WORK TO COMPLETE ->
Copy every line below that has the word "title" in it.

[Component data from apps and pages]

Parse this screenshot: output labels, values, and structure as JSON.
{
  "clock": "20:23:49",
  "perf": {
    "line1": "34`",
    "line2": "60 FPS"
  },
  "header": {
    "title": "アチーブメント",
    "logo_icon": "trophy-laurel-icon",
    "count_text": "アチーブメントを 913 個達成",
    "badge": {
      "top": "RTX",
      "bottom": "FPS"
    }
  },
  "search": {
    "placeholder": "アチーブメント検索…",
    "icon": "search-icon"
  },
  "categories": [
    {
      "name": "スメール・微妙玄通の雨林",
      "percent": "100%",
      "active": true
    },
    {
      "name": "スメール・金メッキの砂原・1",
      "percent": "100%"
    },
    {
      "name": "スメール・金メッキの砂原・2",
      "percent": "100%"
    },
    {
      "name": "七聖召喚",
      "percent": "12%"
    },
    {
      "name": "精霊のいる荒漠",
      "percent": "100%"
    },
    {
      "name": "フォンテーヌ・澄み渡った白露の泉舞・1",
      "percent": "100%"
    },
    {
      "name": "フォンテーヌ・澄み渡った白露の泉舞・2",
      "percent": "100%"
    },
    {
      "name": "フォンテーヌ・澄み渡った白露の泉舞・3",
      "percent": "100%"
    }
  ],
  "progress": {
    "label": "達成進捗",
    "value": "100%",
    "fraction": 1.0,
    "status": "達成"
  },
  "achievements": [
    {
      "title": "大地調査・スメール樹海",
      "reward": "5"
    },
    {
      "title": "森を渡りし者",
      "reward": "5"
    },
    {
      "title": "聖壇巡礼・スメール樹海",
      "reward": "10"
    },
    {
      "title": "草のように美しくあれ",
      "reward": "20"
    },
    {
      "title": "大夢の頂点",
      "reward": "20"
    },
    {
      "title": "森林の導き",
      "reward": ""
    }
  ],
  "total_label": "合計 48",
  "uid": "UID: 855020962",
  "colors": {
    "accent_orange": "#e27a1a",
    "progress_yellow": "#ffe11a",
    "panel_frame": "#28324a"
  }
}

ANSWER SECTION ->
    "title": "アチーブメント",
      "title": "大地調査・スメール樹海",
      "title": "森を渡りし者",
      "title": "聖壇巡礼・スメール樹海",
      "title": "草のように美しくあれ",
      "title": "大夢の頂点",
      "title": "森林の導き",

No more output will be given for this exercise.